Box of Memories
Re-submitted for the Save Polaroid group.
Your father's Polaroid. This is the camera of a photographer. Not as predictable or sterile as a digi-cam; an elegant instrument for a more civilized age. For over 4 generations, Polaroid film cameras were an icon of fun, spontaneity and joy, before the dark times... before the acquisition.
Polaroid's announcement that it is abandoning film is another example of the misunderstanding that digital imaging must replace film, as opposed to coexisting with it. The argument is that it's the same thing but better. It's not the same at all. And that couldn't be more true than it is with instant film.
For me, watching a polaroid picture develop is like watching a memory form right before your eyes. It appears out of a hazy nothingness and slowly forms into a beautiful but often imperfect image. A picture that mirrors the imperfections of life and memory.
I can't argue with the convenience and clarity of digital imaging. I use my digital camera all the time. It takes beautiful pictures and I don't have to worry about loading film. But of the thousands of digital photos I have taken in my life, 99.9% of them will likely sit on a hard drive as raw data for an eternity, never to be transfered to paper, displayed, or shared.
With instant film you don't get to make the choice of whether or not a picture is "good enough" to make a print. You get a print every time. You can't just hit delete because someone was making a weird face, or the framing wasn't quite right or in some way the image doesn't live up to the unattainable idea of perfection we have all have in our heads from being exposed to too many photoshopped images. The picture comes out no mater what. And even if we don't like what we see when it develops, it's life, and chances are, like the photo above, we'll find it in a box years later and be thankful that we have it - dirty shorts, nervous smile and all.

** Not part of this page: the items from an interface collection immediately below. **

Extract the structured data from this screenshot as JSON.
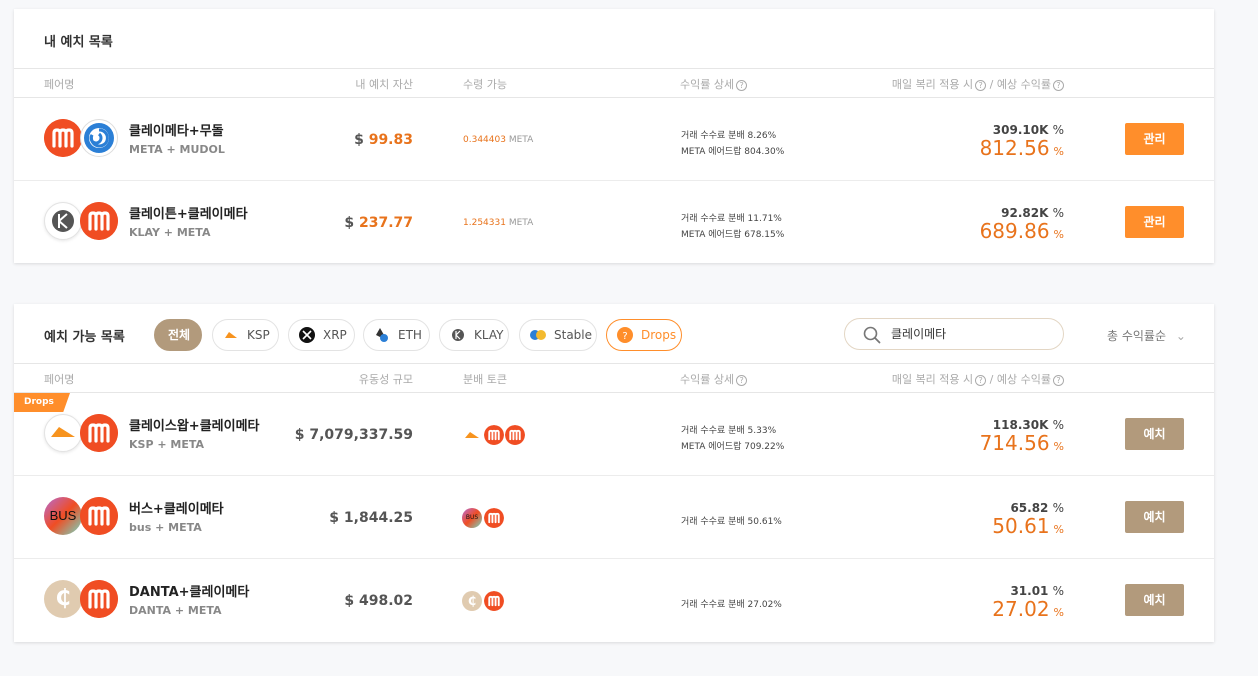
{
  "my_deposits": {
    "title": "내 예치 목록",
    "headers": {
      "pair": "페어명",
      "my_asset": "내 예치 자산",
      "claimable": "수령 가능",
      "yield_detail": "수익률 상세",
      "apy": "매일 복리 적용 시",
      "apy_sep": "/",
      "expected": "예상 수익률",
      "q": "?"
    },
    "rows": [
      {
        "name": "클레이메타+무돌",
        "sub": "META + MUDOL",
        "amount_prefix": "$",
        "amount": "99.83",
        "claim_value": "0.344403",
        "claim_unit": "META",
        "detail1": "거래 수수료 분배 8.26%",
        "detail2": "META 에어드랍 804.30%",
        "pct": "309.10K",
        "pct_unit": "%",
        "apy": "812.56",
        "apy_unit": "%",
        "button": "관리"
      },
      {
        "name": "클레이튼+클레이메타",
        "sub": "KLAY + META",
        "amount_prefix": "$",
        "amount": "237.77",
        "claim_value": "1.254331",
        "claim_unit": "META",
        "detail1": "거래 수수료 분배 11.71%",
        "detail2": "META 에어드랍 678.15%",
        "pct": "92.82K",
        "pct_unit": "%",
        "apy": "689.86",
        "apy_unit": "%",
        "button": "관리"
      }
    ]
  },
  "available": {
    "title": "예치 가능 목록",
    "filters": {
      "all": "전체",
      "ksp": "KSP",
      "xrp": "XRP",
      "eth": "ETH",
      "klay": "KLAY",
      "stable": "Stable",
      "drops": "Drops"
    },
    "search_value": "클레이메타",
    "sort_label": "총 수익률순",
    "sort_chevron": "⌄",
    "headers": {
      "pair": "페어명",
      "liquidity": "유동성 규모",
      "dist_token": "분배 토큰",
      "yield_detail": "수익률 상세",
      "apy": "매일 복리 적용 시",
      "apy_sep": "/",
      "expected": "예상 수익률",
      "q": "?"
    },
    "ribbon": "Drops",
    "rows": [
      {
        "name": "클레이스왑+클레이메타",
        "sub": "KSP + META",
        "amount": "$ 7,079,337.59",
        "detail1": "거래 수수료 분배 5.33%",
        "detail2": "META 에어드랍 709.22%",
        "pct": "118.30K",
        "pct_unit": "%",
        "apy": "714.56",
        "apy_unit": "%",
        "button": "예치"
      },
      {
        "name": "버스+클레이메타",
        "sub": "bus + META",
        "icon_text": "BUS",
        "token_text": "BUS",
        "amount": "$ 1,844.25",
        "detail1": "거래 수수료 분배 50.61%",
        "pct": "65.82",
        "pct_unit": "%",
        "apy": "50.61",
        "apy_unit": "%",
        "button": "예치"
      },
      {
        "name": "DANTA+클레이메타",
        "sub": "DANTA + META",
        "icon_text": "₵",
        "token_text": "₵",
        "amount": "$ 498.02",
        "detail1": "거래 수수료 분배 27.02%",
        "pct": "31.01",
        "pct_unit": "%",
        "apy": "27.02",
        "apy_unit": "%",
        "button": "예치"
      }
    ]
  },
  "colors": {
    "accent_orange": "#ff8e2b",
    "value_orange": "#e8731c",
    "deposit_brown": "#b29a7c",
    "meta_red": "#f04d23"
  }
}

And just in case anyone questions the length of my Star Wars devotion - I've been on the bandwagon since the beginning. This was taken around 1978 at the Eastbrook Mall in Willimantic CT. I believe I was 3 or 4. I've always looked older than I am.
I remember asking Darth what a button on his chest plate was for. He said it let him talk to his ship. Pfffft. I don't think so.